St. Mary’s Early Childhood Center’s Preschool Program is inspired by the Reggio Emilia philosophy, recognized worldwide for its innovative approach to education. “Hailed as the best pre-schools in the world by Newsweek magazine in 1991, the Reggio Emilia approach to early childhood education has attracted the worldwide attention of educators, researchers and just about anyone interested in early childhood education best practices. Even the National Association for the Education of Young Children (NAEYC)’s revised version of developmentally appropriate practices (DAP) guidelines also included examples from Reggio approach. Today, Reggio approach has been adopted in USA, UK, New Zealand, Australia and many other countries.”
“Loris Malaguzzi (1920-1994) founded the ‘Reggio Emilia’ approach at a city in northern Italy called Reggio Emilia. The ‘Reggio’ approach was developed for municipal child-care and education programs serving children below six. The approach requires children to be seen as competent, resourceful, curious, imaginative, inventive and possess a desire to interact and communicate with others.”

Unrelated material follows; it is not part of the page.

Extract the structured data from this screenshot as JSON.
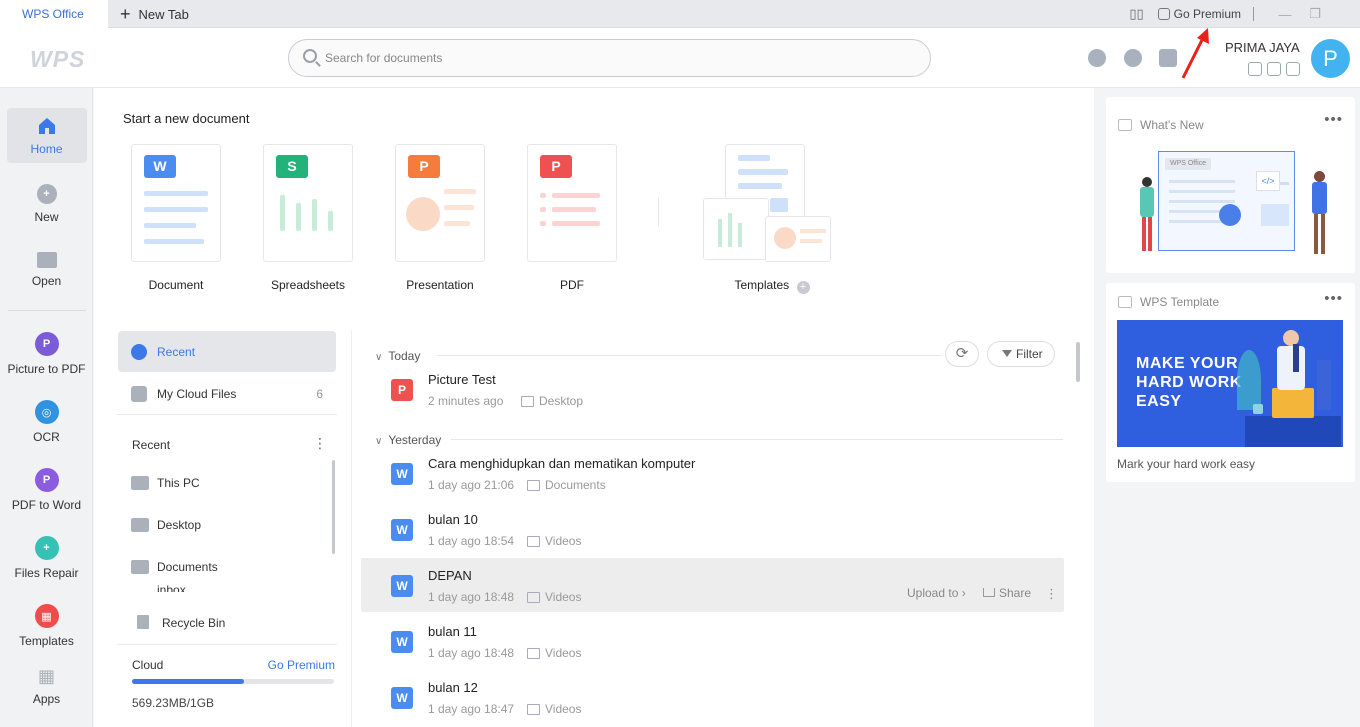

“The ‘Reggio’ vision of the child as a competent learner has produced a strong child-directed curriculum model. The curriculum has purposive progression but not scope and sequence. Teachers follow the children’s interests and do not provide focused instruction in reading and writing. Reggio approach has a strong belief that children learn through interaction with others, including parents, staff and peers in a friendly learning environment.”
Principles of the Reggio Emilia Philosophy Include:
The strong image of the child: The vision includes that every child is competent, resourceful, curious, imaginative, inventive, a powerful learner and possesses a desire to interact and communicate with others.
The role of the environment as teacher: Educators are very concerned about what the environment teaches the child. Great attention is given to the look and feel of the classroom and learning spaces. The learning atmosphere is filled with playfulness and joy.
The teacher as researcher: the teacher’s role is complex. The role of the teacher is first to be that of a learner alongside the children. The teacher is a teacher-researcher and guide as she/he lends expertise to the children. The teacher listens carefully, observes, provides provocations for learning, documents children’s work and the growth of community. The teacher is reflective about his/her own teaching and learning. Teachers share information and mentor each other.
Long-term projects: Children’s learning is supported and enriched through in-depth project work in which provocation, responding, recording, playing, exploring, hypothesis building and testing occurs.
Documentation as Assessment and Advocacy: Project work is documented and displayed, allowing the children to express, revisit, construct and reconstruct their feelings, ideas and understandings.
Children’s multiple symbolic languages: The arts are used as a symbolic language through which to express their understandings in their project work. Graphic arts are integrated as tools for cognitive, linguistic and social development. Concepts and hypotheses are presented in print, art, construction, drama, puppetry, photography and shadow play.
Home-school relationship: Children, teachers, families and community are interactive and work together. Programs are family centered and focus on each child’s relation to others. Engagement and relationships with families are considered to be essential.
“Having kids be able to choose what they want to do and us teach from what their interests are is incredible. We aren’t some extremely structured program where we have to go by the books. I think all of us teachers can agree that we learn from them everyday. It’s not just them learning, we’re learning right along with them.” – Mimi Barry, Past St. Mary’s Educator